Brexin – definition and meaning

Brexin refers to Britain remaining in the European Union. It is the opposite of Brexit. However, linguists say that the word Brexin makes no sense, while Brexit does.

BREXIT is the result of combining the first two letters of BRitain and adding the whole word EXIT.

However, BREXIN appears to have no proper origin. The BR comes from the beginning of BRitain, but where does EXIN come from? It cannot have anything to do with EXIT, because that would suggest leaving the EU. Even if the letters did refer to leaving, where do the letters IN at the end come from?

Perhaps the opposite of Brexit should be BRIN, which would be BRitain + the word IN.

Brexin Brexit Grexit Bregret Brexiteer
Historians will refer to this period of history as one full of EU-related terms.

Some words, however, do not originate from two or more root words but are the result of a change in the spelling of another word. So, Brexin, if it is to become a term that sticks, came from Brexit, where ‘it’ is replaced with ‘in’ to give it the opposite meaning.

BREXIN – a recent addition

The term Brexit became popular before Brexin. In fact, Brexin is a very recent addition to the English language. It is also an informal one.

Brexit became popular during the 2015 general election campaign. Conservative Party leader and Prime Minister David Cameron promised a referendum regarding the UK’s membership of the European Union. Mr. Cameron made this pledge if his party won.

The Conservatives party won. Subsequently, on 23rd June 2016, there was a referendum. The Brexin camp lost with just 48.1% of the votes, compared to 52.9% who opted for Brexit. In other words, a small majority voted to leave the European Union.

Brexin is the opposite of Brexit
On 23rd June 2016, there were a total of 16,141,241 (48.11%) people backing BREXIN, and 17,410,742 (51.89%) who supported BREXIT.
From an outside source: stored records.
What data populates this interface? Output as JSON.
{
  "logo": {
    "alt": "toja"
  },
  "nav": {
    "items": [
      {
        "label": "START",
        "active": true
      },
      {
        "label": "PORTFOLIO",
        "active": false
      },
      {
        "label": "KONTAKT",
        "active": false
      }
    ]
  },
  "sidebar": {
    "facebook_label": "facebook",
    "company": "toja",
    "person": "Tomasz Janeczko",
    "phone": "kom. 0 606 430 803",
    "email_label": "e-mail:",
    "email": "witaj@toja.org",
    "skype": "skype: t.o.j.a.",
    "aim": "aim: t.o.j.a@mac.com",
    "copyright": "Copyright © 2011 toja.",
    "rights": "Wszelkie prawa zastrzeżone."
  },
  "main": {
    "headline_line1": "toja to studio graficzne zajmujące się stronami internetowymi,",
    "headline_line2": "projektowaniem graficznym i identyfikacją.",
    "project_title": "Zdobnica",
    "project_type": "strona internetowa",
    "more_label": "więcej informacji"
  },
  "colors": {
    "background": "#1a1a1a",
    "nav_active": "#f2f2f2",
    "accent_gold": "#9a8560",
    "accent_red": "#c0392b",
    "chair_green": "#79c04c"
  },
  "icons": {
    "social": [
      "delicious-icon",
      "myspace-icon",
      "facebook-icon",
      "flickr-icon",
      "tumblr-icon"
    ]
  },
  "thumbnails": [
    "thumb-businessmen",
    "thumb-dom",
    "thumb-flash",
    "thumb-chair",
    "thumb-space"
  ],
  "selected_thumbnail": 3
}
A Brexiteer is somebody who supports Brexit. In other words, a Brexiteer wants to leave the EU. There does not seem to be a word for a Brexin supporter. Could it be a Brexineer or Brineer (if the term BRIN takes hold)?

And then came BREGRET

Another word that emerged after the referendum was BREGRET. BREGRET is possibly the newest word in the English language regarding EU attitudes. It is a verb and means to regret voting for Brexit. The term BREGRET comes from BRExit + reGRET.


People voted on Thursday, 23rd June, and did not know what the result was until Friday morning.

Some voters woke up on Friday and were shocked to see Prime Minister David Cameron resigning. Then the pound took a nosedive and Brexit campaigners started breaking their pledges. For example, they turned on their promise to spend EU money on the NHS (National Health Service).

When the UK’s credit rating deteriorated to ‘negative’ and a declining stock market took hold, millions of people wondered whether they had made a mistake.

Furthermore, Financial Times informed that some banks were making plans to move people from London to an EU city.

Some of the people who voted to leave felt BREGRETBRExit reGRET. In other words, they wished they had voted to remain.

Video – Official Results of EU Referendum

When the authorities announced the EU referendum results on 24th June, the Brexit supporters cheered wildly. Brexin backers, on the other hand, looked on in shock, horror, and total silence.